Roots may be placed in the soil either by transplanter or by hand. Transplanters might need some modification to work most efficiently. The transplanting operation should leave the root at an angle of about 45 degrees in the soil. This is very important for vigorous establishment and growth.

For hand planting, furrows should be made that are 3-5 inches deep. Roots are then dropped into the furrow making sure that all the tops are pointing in one direction, and the roots at a 45 degree angle. Then push some soil over the lower end of the root and firm it with the foot to hold it in place. A cultivator can be used to finish filling in the trench and covering the roots.

Some growers set the root so that several inches remain above the level soil surface. Then the roots are covered by forming ridges in the rows with disk hillers. This ridging also benefits the harvesting operation.

Whether roots are laid in trenches or placed at an angle in the soil, it would be desirable to plant two or four rows together in the same direction. This allows cultivation of the rows in the direction that the roots are set rather than against them.


Although irrigation early in the growing season is not required, greater yields will be obtained if horseradish is irrigated during dry periods in August and September. The benefits of irrigation will be greater on lighter soils where crops are more subject to moisture stress.

Soil type does not affect the amount of total water needed, but does dictate frequency of water application. Lighter soils need more frequent water applications, but less water applied per application.


Approximate yields range from 7,000 to 8,000 lb/A. Horseradish makes its greatest growth in late summer and early fall. Harvest is usually delayed till October or early November for best yield. Fields may be harvested in fall or spring.

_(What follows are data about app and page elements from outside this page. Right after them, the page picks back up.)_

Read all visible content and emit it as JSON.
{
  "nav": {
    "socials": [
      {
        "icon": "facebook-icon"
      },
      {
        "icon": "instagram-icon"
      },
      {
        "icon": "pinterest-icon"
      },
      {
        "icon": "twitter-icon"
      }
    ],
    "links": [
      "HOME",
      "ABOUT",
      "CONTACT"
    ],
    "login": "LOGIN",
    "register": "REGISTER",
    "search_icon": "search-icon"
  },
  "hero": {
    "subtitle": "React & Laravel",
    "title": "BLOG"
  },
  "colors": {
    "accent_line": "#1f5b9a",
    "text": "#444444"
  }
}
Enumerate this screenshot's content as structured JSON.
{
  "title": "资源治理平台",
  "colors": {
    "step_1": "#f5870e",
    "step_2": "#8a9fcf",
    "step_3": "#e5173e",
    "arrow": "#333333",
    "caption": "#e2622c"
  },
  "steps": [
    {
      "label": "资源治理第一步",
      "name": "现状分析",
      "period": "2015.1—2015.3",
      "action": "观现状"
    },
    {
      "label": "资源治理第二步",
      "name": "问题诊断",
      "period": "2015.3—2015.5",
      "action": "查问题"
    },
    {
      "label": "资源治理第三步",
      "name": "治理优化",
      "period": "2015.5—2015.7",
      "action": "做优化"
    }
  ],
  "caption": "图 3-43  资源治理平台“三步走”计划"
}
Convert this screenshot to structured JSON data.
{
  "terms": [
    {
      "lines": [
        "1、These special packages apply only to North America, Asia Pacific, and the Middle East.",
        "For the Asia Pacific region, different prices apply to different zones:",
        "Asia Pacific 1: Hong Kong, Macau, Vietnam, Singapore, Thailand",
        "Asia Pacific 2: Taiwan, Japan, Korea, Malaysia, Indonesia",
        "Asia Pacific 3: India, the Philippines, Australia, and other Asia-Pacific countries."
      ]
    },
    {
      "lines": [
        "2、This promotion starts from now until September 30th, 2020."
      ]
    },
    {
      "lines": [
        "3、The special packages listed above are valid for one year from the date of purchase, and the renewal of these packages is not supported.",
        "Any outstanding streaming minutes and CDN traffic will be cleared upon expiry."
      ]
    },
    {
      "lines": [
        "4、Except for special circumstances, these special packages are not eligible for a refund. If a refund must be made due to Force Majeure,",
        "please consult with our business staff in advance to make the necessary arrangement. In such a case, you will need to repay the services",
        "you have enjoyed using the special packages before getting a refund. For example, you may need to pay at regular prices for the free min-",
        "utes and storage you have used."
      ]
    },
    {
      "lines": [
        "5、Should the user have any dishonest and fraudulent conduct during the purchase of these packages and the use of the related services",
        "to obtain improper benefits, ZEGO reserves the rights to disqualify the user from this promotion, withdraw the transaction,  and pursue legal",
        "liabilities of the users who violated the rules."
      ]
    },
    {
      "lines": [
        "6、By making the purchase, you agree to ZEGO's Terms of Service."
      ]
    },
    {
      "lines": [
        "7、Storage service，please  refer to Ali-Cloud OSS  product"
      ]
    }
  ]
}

Harvesting is usually not started until a frost has killed off the tops. If harvesting is done before that, tops should be removed with a rotary cutter as close to the soil surface as possible. Allow several days between leaf removal and harvest. If bad weather prevents fall harvest, the roots can be harvested the following spring.

Harvest is usually done by using a modified 1 or 2 row potato harvester. It is important to set the harvester deep to allow maximum recovery of roots and also to reduce the number of volunteer plants that grow as weeds in subsequent years.

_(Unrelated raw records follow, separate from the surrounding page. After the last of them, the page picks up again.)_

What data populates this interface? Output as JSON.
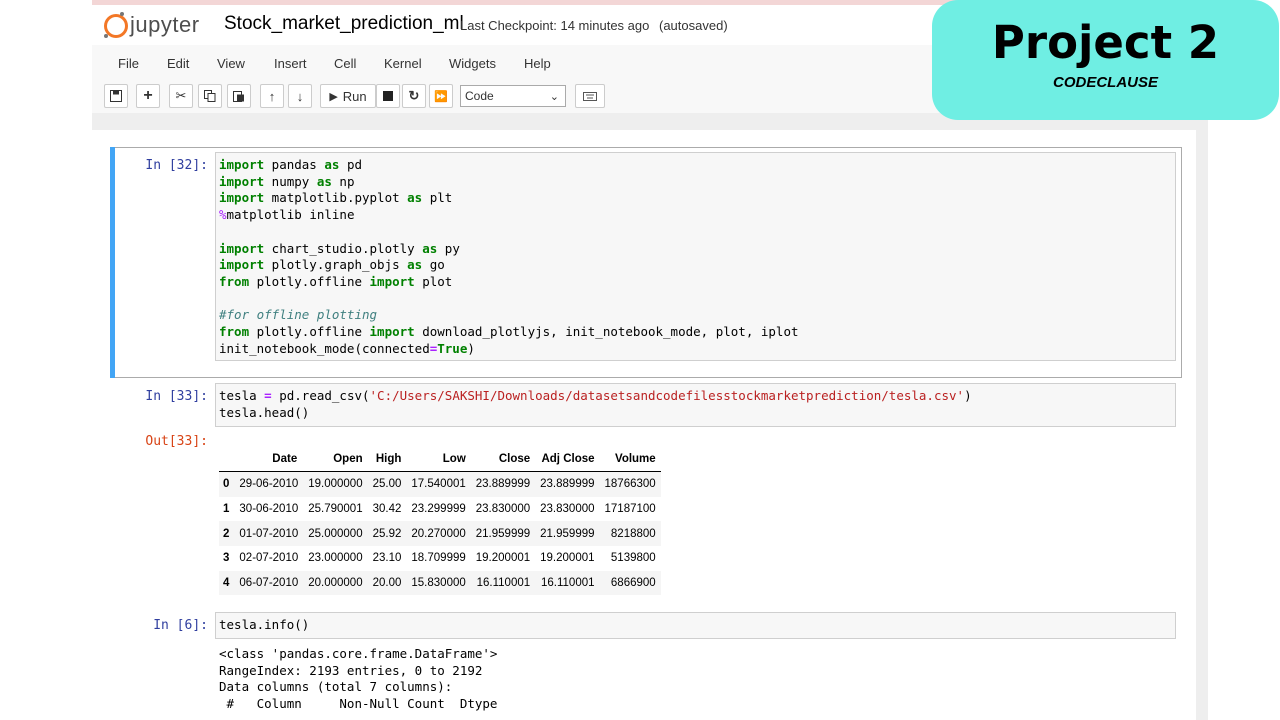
{
  "header": {
    "logo_text": "jupyter",
    "notebook_title": "Stock_market_prediction_ml",
    "checkpoint_label": "Last Checkpoint:",
    "checkpoint_time": "14 minutes ago",
    "autosave": "(autosaved)"
  },
  "menu": [
    "File",
    "Edit",
    "View",
    "Insert",
    "Cell",
    "Kernel",
    "Widgets",
    "Help"
  ],
  "toolbar": {
    "run_label": "Run",
    "cell_type": "Code",
    "icons": [
      "save-icon",
      "plus-icon",
      "cut-icon",
      "copy-icon",
      "paste-icon",
      "arrow-up-icon",
      "arrow-down-icon",
      "run-icon",
      "stop-icon",
      "restart-icon",
      "fast-forward-icon",
      "keyboard-icon"
    ]
  },
  "badge": {
    "title": "Project 2",
    "subtitle": "CODECLAUSE",
    "color": "#6feee3"
  },
  "cells": [
    {
      "prompt": "In [32]:",
      "lines": [
        "import pandas as pd",
        "import numpy as np",
        "import matplotlib.pyplot as plt",
        "%matplotlib inline",
        "",
        "import chart_studio.plotly as py",
        "import plotly.graph_objs as go",
        "from plotly.offline import plot",
        "",
        "#for offline plotting",
        "from plotly.offline import download_plotlyjs, init_notebook_mode, plot, iplot",
        "init_notebook_mode(connected=True)"
      ]
    },
    {
      "prompt": "In [33]:",
      "lines": [
        "tesla = pd.read_csv('C:/Users/SAKSHI/Downloads/datasetsandcodefilesstockmarketprediction/tesla.csv')",
        "tesla.head()"
      ],
      "out_prompt": "Out[33]:",
      "table": {
        "columns": [
          "",
          "Date",
          "Open",
          "High",
          "Low",
          "Close",
          "Adj Close",
          "Volume"
        ],
        "rows": [
          [
            "0",
            "29-06-2010",
            "19.000000",
            "25.00",
            "17.540001",
            "23.889999",
            "23.889999",
            "18766300"
          ],
          [
            "1",
            "30-06-2010",
            "25.790001",
            "30.42",
            "23.299999",
            "23.830000",
            "23.830000",
            "17187100"
          ],
          [
            "2",
            "01-07-2010",
            "25.000000",
            "25.92",
            "20.270000",
            "21.959999",
            "21.959999",
            "8218800"
          ],
          [
            "3",
            "02-07-2010",
            "23.000000",
            "23.10",
            "18.709999",
            "19.200001",
            "19.200001",
            "5139800"
          ],
          [
            "4",
            "06-07-2010",
            "20.000000",
            "20.00",
            "15.830000",
            "16.110001",
            "16.110001",
            "6866900"
          ]
        ]
      }
    },
    {
      "prompt": "In [6]:",
      "lines": [
        "tesla.info()"
      ],
      "output_lines": [
        "<class 'pandas.core.frame.DataFrame'>",
        "RangeIndex: 2193 entries, 0 to 2192",
        "Data columns (total 7 columns):",
        " #   Column     Non-Null Count  Dtype"
      ]
    }
  ]
}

Before the roots are sent to the processor, small roots must be removed as the planting stock for the next season. The small roots selected to be stripped from the large roots should be about 0.5 in. in diameter and 10-14 inches long, and free from injury. The bottom of each root should be given a slanting cut and the top a straight cut to indicate root position at planting. Store the roots and planting stock at low temperatures and high humidity with good air circulation.

STORAGE (Quoted or modified from USDA Ag. Handbook 66 and other sources)

Horseradish should keep satisfactorily for up to 10-12 months at 30 to 32 F, relative humidity of 90-95%. A high relative humidity is essential for minimum deterioration during storage. Perforated plastic bags or bin liners can aid in maintaining the high humidity. Roots should be kept in the dark because they can become green when exposed to light. Roots dug when the plant is actively growing do not keep as well as those conditioned by cold weather before they are dug. Frequent inspection is storage is advisable. Horseradish can also be stored over winter in cool cellars or in outdoor pits or trenches.

The requirements for marketing the roots are: A well-flavored root, reasonably straight, without side shoots, and no mechanical or decay damage. The roots should be at least 8 in. long with a diameter of not less than 0.75 in.


Horseradish is commonly packaged in 60-lb sacks, 50-lb sacks, 5-lb cello packages, or delivered in bulk for processing.